Ravi Shankar was also recently named as one of the Grammy nominees for Best World Music Album. It is a category in which Anoushka, a sitar virtuoso in her own right was also nominated, marking what appears to be the first time that a father and daughter’s albums would compete for the same honour at the Grammys.
Ravi Shankar had a need to constantly move forward and create, an urge that was present even in the final years of his life. His album ‘The Living Room Sessions, Part 1’ received the Grammy nomination, news of which reached Shankar the night prior to his surgery.
In a review of the record, Songlines magazine stated that the master has lost “absolutely nothing in the way of musical virtuosity, technical brilliance and the kind of high-energy passion that belongs in concert performances.”
Even American rock band Guns ‘N’ Roses performing in India dedicated their concert in Mumbai to the sitar maestro, out of respect for his contribution to the world of music.
The curtain falls

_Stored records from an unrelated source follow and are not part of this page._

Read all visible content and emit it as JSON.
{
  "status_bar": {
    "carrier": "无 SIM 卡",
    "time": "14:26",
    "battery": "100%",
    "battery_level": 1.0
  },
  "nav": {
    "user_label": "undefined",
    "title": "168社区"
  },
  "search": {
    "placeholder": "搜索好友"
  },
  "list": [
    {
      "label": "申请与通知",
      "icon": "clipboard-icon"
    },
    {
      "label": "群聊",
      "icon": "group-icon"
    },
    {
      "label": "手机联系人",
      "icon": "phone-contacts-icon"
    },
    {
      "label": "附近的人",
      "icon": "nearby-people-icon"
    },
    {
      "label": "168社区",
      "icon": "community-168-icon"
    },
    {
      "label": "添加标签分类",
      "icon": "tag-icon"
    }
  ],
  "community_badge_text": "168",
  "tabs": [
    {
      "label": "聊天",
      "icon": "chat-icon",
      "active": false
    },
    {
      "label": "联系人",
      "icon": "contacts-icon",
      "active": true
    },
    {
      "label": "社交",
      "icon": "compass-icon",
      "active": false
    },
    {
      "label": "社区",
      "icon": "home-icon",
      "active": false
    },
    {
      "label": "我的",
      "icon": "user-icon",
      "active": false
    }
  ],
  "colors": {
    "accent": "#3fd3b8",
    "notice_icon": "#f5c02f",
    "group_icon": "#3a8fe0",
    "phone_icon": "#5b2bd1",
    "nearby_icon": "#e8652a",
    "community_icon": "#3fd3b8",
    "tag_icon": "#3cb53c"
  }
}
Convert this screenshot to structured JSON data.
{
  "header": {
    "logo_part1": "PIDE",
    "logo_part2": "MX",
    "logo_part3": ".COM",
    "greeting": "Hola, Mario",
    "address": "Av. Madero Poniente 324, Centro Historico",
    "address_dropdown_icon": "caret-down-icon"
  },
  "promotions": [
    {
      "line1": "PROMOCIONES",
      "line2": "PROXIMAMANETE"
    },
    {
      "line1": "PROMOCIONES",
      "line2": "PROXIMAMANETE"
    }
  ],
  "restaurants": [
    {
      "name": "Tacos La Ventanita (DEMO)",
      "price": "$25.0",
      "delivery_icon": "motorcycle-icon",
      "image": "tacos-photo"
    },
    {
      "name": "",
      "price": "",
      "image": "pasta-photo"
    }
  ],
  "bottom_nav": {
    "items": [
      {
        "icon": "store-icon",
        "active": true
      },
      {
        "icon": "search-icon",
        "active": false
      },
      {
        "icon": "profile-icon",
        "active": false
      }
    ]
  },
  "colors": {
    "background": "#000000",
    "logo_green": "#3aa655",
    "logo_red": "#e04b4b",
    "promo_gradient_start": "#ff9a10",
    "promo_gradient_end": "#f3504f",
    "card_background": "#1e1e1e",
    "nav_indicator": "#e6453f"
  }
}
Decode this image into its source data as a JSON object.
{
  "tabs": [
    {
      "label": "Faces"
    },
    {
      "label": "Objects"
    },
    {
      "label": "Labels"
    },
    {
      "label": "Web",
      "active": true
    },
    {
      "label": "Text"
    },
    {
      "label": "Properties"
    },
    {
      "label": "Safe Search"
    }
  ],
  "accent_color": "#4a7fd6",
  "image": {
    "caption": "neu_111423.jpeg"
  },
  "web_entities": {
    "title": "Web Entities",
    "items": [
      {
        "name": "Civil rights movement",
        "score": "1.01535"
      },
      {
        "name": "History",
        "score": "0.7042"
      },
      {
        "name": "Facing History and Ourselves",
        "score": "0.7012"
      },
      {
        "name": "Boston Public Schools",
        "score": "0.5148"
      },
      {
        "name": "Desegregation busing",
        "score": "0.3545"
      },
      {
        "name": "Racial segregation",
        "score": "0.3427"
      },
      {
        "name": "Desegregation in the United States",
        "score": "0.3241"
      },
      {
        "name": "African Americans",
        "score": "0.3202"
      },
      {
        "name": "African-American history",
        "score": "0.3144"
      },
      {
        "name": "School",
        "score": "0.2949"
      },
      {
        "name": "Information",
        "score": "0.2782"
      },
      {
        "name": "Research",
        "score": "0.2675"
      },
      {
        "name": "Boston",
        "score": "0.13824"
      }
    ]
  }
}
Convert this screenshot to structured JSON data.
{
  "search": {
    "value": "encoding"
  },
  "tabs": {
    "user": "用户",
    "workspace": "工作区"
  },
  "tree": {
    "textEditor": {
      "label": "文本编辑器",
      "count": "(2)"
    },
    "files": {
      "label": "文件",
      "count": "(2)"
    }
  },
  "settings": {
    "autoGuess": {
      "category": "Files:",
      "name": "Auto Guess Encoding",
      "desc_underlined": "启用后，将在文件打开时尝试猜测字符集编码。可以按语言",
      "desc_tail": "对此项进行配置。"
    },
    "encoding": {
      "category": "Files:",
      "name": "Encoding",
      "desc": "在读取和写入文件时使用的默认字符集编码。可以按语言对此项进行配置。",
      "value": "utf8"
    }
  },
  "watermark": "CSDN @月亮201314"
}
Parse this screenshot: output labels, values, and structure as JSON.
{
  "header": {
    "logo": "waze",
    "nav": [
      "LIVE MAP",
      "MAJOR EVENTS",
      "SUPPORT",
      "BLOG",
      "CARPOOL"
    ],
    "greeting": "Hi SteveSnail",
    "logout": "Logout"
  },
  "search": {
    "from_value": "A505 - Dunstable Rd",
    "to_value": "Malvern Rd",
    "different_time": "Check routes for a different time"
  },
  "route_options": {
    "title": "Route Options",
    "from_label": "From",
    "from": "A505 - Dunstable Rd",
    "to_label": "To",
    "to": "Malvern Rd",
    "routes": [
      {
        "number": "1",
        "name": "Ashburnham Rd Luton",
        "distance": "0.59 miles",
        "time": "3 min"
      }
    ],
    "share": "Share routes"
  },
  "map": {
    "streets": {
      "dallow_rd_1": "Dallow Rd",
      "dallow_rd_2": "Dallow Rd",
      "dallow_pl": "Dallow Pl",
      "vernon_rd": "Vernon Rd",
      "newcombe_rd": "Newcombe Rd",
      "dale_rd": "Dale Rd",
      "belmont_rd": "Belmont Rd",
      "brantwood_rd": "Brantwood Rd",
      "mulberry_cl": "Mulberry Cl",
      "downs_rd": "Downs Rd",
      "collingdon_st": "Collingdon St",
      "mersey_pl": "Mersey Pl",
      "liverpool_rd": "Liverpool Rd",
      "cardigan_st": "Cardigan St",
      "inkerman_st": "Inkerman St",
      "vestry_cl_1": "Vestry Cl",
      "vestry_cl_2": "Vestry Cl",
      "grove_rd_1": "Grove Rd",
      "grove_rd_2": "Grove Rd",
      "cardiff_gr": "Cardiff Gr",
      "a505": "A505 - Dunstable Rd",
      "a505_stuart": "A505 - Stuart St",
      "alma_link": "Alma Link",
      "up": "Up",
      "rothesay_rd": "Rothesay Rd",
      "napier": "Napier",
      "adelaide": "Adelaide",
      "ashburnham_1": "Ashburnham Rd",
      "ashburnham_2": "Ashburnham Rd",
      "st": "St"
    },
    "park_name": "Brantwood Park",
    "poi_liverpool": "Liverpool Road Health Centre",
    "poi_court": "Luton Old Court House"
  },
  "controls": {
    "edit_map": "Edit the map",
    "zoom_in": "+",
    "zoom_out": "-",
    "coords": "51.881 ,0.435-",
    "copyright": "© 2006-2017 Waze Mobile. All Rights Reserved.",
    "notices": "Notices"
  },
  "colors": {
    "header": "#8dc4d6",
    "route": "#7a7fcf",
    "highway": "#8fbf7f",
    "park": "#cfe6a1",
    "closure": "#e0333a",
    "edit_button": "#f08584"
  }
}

Ravi Shankar maintained residences both in India and the United States. He is survived by his wife Sukanya; daughter Norah Jones; daughter Anoushka Shankar Wright and husband Joe Wright; 3 grandchildren, and 4 great-grandchildren. He also had a son, Shubhendra Shankar, from his first wife Annapurna Devi. Shubhendra died in 1992.
Ravi Shankar and Anoushka visited down under in the spring of 2010, aptly called the ‘Farewell to Australia’ tour, which was received with tremendous accolades.
Pandit Ravi Shankar lived life to the fullest, in creativity and harmony, excelling at his music and bringing recognition, familiarity and acceptance to Indian classical music across the globe. The world will miss a true genius and international icon.
Rest in peace, Pandit Ravi Shankar.